• [TASK REQUIREMENTS] Would you filter these records and copy every line that has the word "from"?

_ _ _ _ _ _ _

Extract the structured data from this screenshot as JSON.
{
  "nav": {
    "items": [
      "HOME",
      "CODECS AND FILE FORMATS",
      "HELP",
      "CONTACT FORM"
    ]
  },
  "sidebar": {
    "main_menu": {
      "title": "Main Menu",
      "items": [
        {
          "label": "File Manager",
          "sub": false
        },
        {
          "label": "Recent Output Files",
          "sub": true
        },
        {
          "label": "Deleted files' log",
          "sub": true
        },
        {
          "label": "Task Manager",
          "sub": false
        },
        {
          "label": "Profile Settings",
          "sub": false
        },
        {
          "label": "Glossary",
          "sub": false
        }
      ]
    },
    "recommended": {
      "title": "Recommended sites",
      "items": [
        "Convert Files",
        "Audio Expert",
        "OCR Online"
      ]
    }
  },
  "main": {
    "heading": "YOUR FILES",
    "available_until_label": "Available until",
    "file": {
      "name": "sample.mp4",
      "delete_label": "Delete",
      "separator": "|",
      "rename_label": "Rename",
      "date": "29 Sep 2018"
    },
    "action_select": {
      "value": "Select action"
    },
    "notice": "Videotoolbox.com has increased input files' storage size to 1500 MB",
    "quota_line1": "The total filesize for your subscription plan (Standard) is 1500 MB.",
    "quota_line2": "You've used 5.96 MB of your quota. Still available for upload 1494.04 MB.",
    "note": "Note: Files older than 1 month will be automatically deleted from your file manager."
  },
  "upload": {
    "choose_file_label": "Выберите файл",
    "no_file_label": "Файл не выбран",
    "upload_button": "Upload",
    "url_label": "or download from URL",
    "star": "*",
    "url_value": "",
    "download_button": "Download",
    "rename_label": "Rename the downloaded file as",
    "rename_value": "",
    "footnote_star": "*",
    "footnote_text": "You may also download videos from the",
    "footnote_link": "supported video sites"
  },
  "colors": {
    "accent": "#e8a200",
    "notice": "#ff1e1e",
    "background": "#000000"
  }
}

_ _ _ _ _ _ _

• [SOLUTION FOR THIS EXERCISE]
Extract the structured data from this screenshot as JSON.
    "note": "Note: Files older than 1 month will be automatically deleted from your file manager."
    "url_label": "or download from URL",
    "footnote_text": "You may also download videos from the",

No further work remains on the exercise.